Variety is reporting that John Hughes has passed away at the age of 59. Hughes was the man responsible for writing and directing some of the defining films of the teen genre and, without question, of the ’80s: “Sixteen Candles,” “The Breakfast Club” and “Ferris Bueller’s Day Off,” not to mention comedy “Planes, Trains & Automobiles.”
The last film Hughes directed was 1991’s “Curly Sue” — not what one would describe as a success — a few years after which he pretty much withdrew from the public eye and returned to the Midwest, continuing to write screenplays and occasionally act as a producer. His last credit is as the originator of the story for “Drillbit Taylor,” under the pseudonym Edmond Dantes.

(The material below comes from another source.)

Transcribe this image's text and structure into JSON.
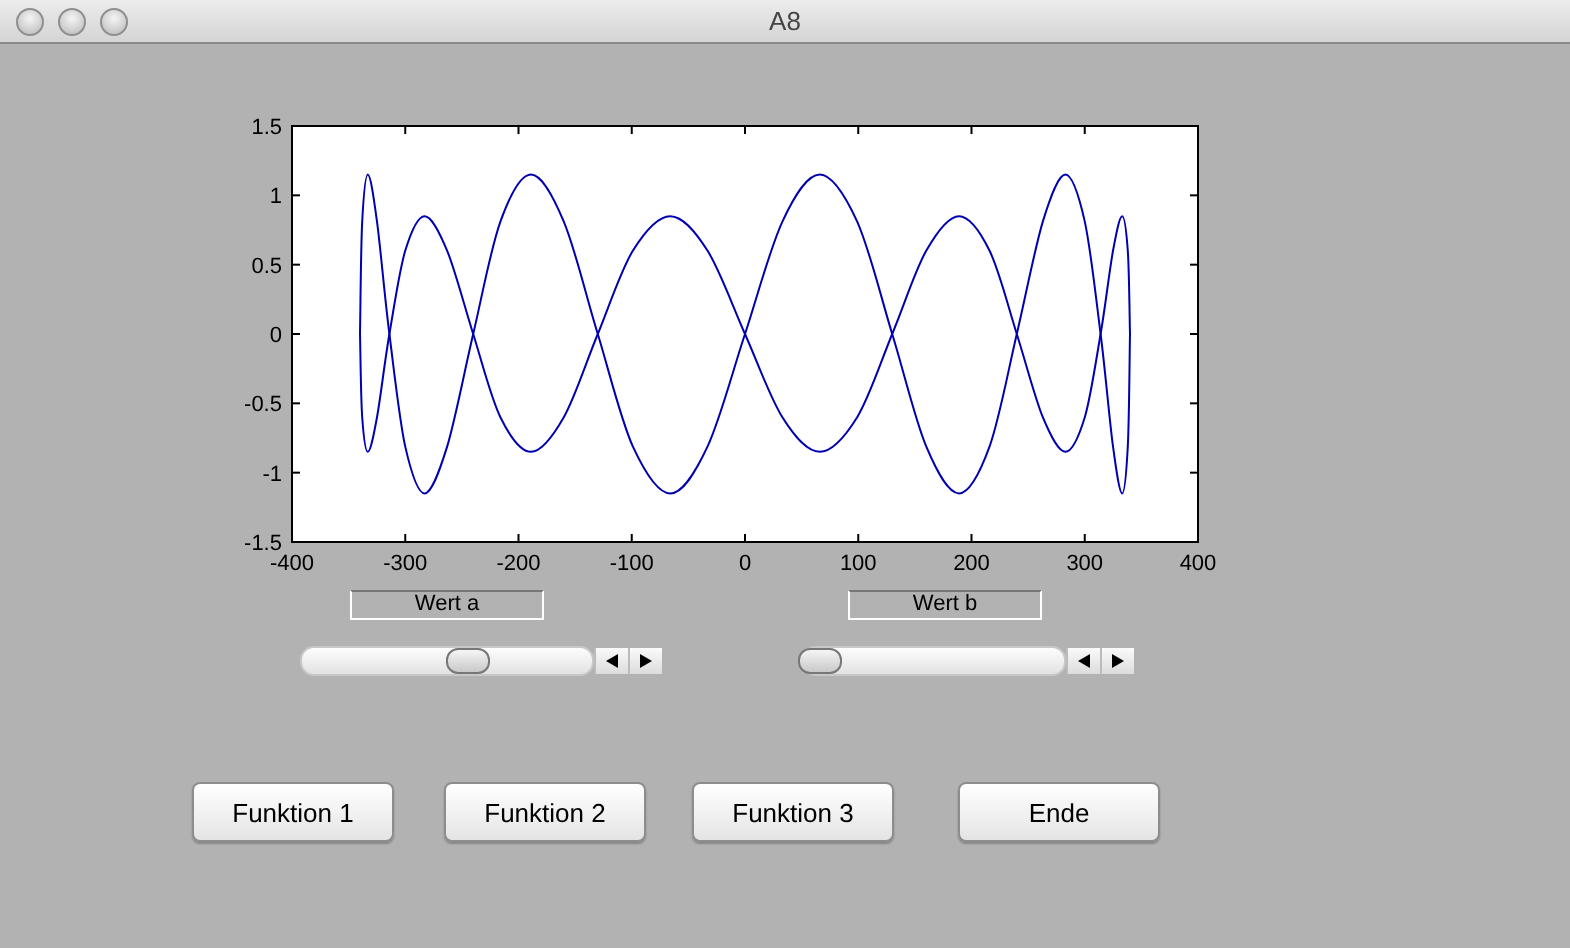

Of his films, “The Breakfast Club” will always come first in my heart, but it’s “Bueller” that seems the richer text. At least, no other film in Hughes oeuvre has inspired anything like the the “Fight Club” theory:
My favorite thought-piece about Ferris Bueller is the “Fight Club” theory, in which Ferris Bueller, the person, is just a figment of Cameron’s imagination, like Tyler Durden, and Sloane is the girl Cameron secretly loves.

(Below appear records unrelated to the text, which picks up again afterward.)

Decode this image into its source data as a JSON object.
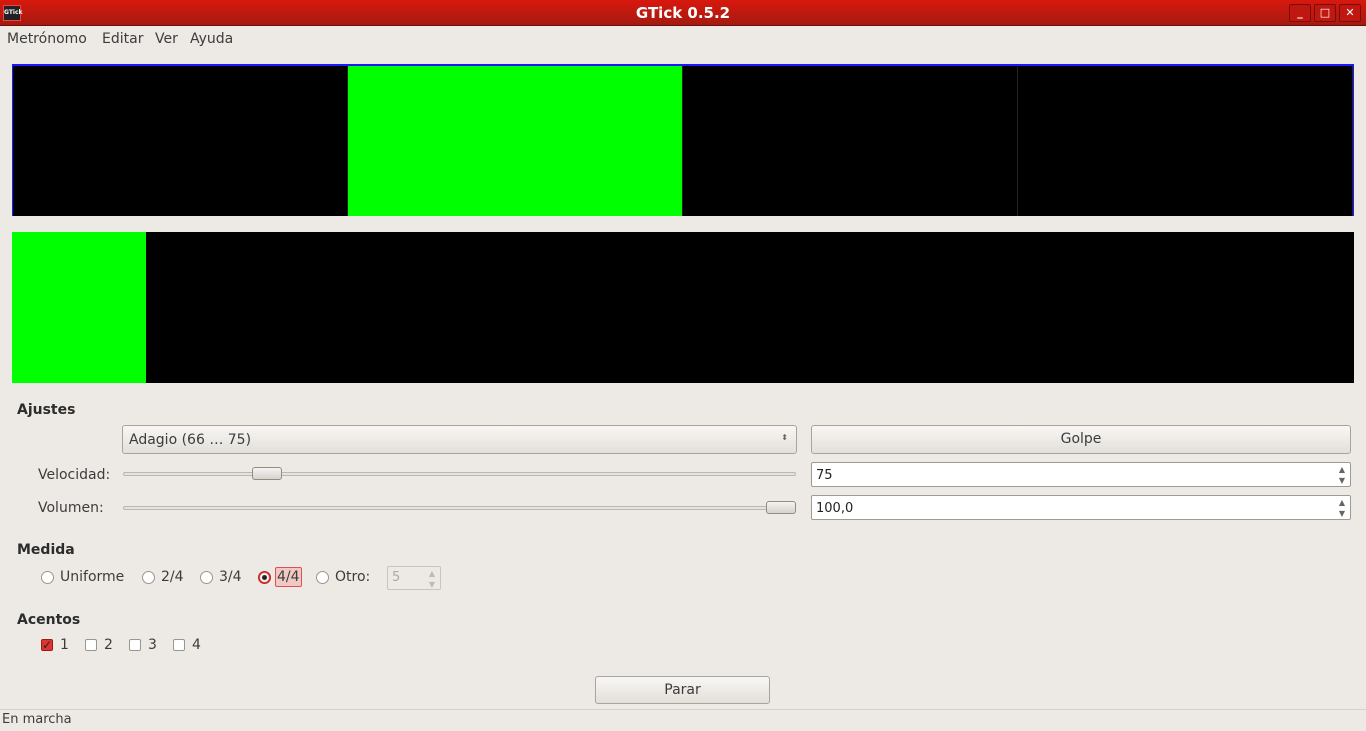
{
  "window": {
    "title": "GTick 0.5.2",
    "icon_text": "GTick"
  },
  "menu": [
    "Metrónomo",
    "Editar",
    "Ver",
    "Ayuda"
  ],
  "beats": {
    "count": 4,
    "active": 2,
    "active_color": "#00ff00"
  },
  "progress": {
    "fraction": 0.1
  },
  "settings": {
    "header": "Ajustes",
    "tempo_preset": "Adagio  (66 … 75)",
    "beat_button": "Golpe",
    "speed_label": "Velocidad:",
    "speed_value": "75",
    "speed_fraction": 0.2,
    "volume_label": "Volumen:",
    "volume_value": "100,0",
    "volume_fraction": 1.0
  },
  "measure": {
    "header": "Medida",
    "options": [
      "Uniforme",
      "2/4",
      "3/4",
      "4/4",
      "Otro:"
    ],
    "selected": "4/4",
    "other_value": "5"
  },
  "accents": {
    "header": "Acentos",
    "items": [
      "1",
      "2",
      "3",
      "4"
    ],
    "checked": [
      "1"
    ]
  },
  "stop_button": "Parar",
  "status": "En marcha"
}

One day while he’s lying sick in bed, Cameron lets “Ferris” steal his father’s car and take the day off, and as Cameron wanders around the city, all of his interactions with Ferris and Sloane, and all the impossible hijinks, are all just played out in his head. This is part of the reason why the “three” characters can see so much of Chicago in less than one day — Cameron is alone, just imagining it all.
Wrap your head around that. And R.I.P., Mr. Hughes.
[Photo: “Ferris Bueller’s Day Off,” Paramount Pictures, 1986]